Nobody will recall a shortage of purple sprouting broccoli as the grand crisis of summer 2022. But for Claire Birch, the owner of Lincoln’s Doddington Hall, an undersupply could prove disastrous. She’s promised them to a wedding party, but her walled kitchen garden, recently restored to its historic glory, can only supply so much.

Doddington Hall is one of a handful of glorious farm shops profiled in the Channel 5 show Britain’s Poshest Farm Shop. Its elite company includes Lord Newborough, eighth Baron of the Rhug Estate in North Wales, who counts the royal family as customers and Devon’s Darts Farm Shop, a family business selling spa treatments alongside courgettes.

Most of these shops have more in common with Harrods Food Hall than a greengrocer. But they began life as places to sell produce direct to consumer. For all their luxury, they still do this job.

When food inflation bites, consumers with some wriggle room in their wallets can stock up on seasonal food. I can buy two cauliflowers for a pound and Kent’s best potatoes by the sack at my local, Rose Farm Shop.

Michael Dart’s father, Ronald, sold veg from a roadside shack. He can’t have envisaged his sons would one day sell Agas as well as apples. But these fabulous food emporiums still do the job in hand. Dart says they got a better understanding of customer demographics when they began pandemic deliveries. He was surprised at the spread. He may have a 64-quid whole turbot on his restaurant menu, but he claims to feed the “salt of the earth”, pointing out that their value meal packs are priced against cost and have actually come down over six months.

Jeremy Clarkson took on the Goop-reading Cotswold types when he opened his Diddly Squat Farm Shop last year. It has proved we have a taste for proper farm shops, and that they don’t need to sell expensive candles.

Amy Coleman, the manager of the Rhug Estate shop, claims food inflation has some positives for the sector because the price gap between farm shops and supermarkets has decreased.

Who wouldn’t choose the gently lit environment of a farm shop over an illuminated supermarket? I treat myself to a whirl around a posh farm shop the way other people go on shoe sprees.

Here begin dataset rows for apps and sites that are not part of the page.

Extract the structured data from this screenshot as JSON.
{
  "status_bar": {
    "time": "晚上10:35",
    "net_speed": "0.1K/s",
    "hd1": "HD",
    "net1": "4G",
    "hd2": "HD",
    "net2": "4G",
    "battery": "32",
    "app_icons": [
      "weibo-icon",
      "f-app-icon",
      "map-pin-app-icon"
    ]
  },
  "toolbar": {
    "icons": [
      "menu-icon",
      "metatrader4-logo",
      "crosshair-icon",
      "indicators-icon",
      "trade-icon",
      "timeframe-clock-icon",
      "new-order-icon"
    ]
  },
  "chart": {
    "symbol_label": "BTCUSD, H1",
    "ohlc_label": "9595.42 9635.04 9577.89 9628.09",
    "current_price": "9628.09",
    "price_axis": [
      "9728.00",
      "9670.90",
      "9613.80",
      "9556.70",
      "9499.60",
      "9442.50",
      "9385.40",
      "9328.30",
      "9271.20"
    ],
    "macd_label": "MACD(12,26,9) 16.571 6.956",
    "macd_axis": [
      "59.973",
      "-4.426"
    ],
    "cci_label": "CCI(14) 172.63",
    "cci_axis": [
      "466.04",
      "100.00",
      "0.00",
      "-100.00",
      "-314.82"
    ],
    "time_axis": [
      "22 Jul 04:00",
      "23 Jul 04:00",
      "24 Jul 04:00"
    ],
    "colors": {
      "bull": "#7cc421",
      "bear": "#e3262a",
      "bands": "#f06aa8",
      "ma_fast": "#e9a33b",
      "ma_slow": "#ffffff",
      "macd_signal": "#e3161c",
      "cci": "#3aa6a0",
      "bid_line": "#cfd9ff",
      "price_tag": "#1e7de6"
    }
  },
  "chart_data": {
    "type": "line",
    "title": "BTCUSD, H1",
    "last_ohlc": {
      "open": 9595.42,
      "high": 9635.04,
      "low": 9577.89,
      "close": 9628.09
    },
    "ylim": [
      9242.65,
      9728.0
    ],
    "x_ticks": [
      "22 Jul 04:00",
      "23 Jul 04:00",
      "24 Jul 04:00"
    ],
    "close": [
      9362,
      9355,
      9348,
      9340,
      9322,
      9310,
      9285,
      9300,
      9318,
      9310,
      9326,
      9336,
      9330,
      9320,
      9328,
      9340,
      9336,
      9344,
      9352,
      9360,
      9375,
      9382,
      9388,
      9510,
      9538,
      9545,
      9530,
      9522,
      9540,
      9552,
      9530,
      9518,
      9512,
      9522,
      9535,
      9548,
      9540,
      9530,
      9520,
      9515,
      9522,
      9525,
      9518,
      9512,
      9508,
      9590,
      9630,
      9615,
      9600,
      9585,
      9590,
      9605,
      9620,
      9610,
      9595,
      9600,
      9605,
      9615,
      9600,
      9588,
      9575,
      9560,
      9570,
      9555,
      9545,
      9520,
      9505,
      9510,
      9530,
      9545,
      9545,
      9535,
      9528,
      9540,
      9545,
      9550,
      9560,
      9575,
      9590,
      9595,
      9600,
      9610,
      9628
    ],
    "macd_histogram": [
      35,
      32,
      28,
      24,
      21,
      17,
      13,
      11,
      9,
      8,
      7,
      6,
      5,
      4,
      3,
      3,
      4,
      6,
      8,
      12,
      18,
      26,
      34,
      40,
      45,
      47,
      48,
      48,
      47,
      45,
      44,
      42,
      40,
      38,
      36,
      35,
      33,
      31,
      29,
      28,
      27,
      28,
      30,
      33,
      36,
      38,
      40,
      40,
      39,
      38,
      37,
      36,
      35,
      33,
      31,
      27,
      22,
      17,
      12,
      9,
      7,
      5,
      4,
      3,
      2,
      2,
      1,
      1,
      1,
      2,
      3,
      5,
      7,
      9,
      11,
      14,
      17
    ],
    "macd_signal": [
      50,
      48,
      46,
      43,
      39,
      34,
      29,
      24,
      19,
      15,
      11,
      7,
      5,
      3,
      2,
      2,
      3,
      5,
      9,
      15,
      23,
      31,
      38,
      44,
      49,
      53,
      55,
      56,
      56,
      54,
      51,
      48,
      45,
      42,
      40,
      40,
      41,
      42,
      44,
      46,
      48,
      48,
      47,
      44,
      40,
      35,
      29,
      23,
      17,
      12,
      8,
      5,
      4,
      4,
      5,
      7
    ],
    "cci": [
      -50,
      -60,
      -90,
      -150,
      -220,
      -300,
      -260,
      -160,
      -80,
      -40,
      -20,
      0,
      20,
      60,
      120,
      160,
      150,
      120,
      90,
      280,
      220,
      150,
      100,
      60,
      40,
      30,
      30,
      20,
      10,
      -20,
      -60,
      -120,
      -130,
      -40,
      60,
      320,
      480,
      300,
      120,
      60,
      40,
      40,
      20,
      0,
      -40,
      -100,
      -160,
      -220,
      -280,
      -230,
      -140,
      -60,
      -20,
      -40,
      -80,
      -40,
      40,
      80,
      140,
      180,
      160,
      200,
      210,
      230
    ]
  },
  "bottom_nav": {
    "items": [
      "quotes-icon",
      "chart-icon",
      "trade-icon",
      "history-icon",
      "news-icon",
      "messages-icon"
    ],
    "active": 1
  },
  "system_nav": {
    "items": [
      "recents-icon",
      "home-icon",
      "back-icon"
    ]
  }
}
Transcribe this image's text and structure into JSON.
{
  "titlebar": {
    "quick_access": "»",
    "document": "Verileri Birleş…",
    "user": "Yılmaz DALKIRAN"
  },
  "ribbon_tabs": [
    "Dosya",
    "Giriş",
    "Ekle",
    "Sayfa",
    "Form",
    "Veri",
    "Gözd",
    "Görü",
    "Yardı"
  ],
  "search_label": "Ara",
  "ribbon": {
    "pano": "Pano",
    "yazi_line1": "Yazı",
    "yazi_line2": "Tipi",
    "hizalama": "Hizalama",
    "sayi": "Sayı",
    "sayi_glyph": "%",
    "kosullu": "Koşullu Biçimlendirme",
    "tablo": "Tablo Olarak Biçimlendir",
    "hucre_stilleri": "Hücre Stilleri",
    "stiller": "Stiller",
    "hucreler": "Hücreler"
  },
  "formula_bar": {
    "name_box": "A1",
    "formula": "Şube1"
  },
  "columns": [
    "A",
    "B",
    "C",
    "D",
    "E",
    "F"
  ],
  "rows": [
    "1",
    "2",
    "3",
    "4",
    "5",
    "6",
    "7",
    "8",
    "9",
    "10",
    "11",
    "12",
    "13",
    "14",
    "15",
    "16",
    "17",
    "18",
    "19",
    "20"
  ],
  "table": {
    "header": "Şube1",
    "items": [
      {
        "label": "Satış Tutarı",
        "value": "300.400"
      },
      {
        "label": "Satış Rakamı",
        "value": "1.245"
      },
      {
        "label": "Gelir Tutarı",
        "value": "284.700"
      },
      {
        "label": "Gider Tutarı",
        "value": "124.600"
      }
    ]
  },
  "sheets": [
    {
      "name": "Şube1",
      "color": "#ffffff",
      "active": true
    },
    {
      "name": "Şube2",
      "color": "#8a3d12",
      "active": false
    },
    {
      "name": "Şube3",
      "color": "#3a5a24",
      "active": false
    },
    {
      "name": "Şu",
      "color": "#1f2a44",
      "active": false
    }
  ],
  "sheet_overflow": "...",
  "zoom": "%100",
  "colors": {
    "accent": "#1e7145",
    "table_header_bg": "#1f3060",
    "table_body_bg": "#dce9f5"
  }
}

For the best cheese counter, 10 types of tomato and obscure tinned goods, I’ll make the trip to Macknade in Faversham, which started life as a tent on the family farm.

I love it all, posh or not.